Data excerpts

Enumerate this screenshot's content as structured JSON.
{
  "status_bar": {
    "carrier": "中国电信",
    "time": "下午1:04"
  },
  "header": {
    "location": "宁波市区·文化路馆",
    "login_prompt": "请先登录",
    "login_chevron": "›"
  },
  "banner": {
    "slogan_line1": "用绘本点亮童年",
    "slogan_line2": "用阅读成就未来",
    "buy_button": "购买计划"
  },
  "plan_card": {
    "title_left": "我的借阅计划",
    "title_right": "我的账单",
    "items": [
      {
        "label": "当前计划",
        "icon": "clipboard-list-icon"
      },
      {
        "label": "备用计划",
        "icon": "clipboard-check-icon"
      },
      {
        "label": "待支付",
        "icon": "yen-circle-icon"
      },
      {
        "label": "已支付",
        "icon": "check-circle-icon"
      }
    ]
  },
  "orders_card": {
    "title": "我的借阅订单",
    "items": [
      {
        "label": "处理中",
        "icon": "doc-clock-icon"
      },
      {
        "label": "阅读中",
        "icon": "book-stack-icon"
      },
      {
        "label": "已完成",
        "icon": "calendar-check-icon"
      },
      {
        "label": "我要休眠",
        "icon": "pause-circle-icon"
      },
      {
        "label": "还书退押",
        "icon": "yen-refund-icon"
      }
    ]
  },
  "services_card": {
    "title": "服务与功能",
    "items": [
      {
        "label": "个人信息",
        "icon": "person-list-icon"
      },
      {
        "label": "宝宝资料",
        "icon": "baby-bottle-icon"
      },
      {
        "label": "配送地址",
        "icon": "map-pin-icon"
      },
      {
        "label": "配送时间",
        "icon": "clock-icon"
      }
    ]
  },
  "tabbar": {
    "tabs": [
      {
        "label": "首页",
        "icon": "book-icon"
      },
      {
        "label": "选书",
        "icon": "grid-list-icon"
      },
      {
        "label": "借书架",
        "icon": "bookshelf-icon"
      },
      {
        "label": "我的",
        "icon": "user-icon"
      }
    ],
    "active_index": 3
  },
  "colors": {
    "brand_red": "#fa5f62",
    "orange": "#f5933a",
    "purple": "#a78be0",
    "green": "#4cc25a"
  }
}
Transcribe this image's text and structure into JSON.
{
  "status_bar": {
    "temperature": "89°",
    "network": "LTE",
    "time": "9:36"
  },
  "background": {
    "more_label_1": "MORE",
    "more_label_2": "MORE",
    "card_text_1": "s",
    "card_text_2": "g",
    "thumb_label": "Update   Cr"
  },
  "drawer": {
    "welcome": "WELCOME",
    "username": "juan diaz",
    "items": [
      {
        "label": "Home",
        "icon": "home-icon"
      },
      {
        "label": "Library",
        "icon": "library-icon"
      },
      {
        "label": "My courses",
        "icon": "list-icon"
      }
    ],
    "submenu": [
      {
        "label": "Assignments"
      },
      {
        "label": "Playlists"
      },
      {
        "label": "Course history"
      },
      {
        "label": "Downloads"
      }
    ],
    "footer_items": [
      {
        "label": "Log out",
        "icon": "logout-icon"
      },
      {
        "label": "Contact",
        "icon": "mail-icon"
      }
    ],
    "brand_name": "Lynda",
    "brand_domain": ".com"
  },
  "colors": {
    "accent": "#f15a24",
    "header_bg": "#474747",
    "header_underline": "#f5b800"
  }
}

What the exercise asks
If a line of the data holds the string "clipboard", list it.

The completed task
        "icon": "clipboard-list-icon"
        "icon": "clipboard-check-icon"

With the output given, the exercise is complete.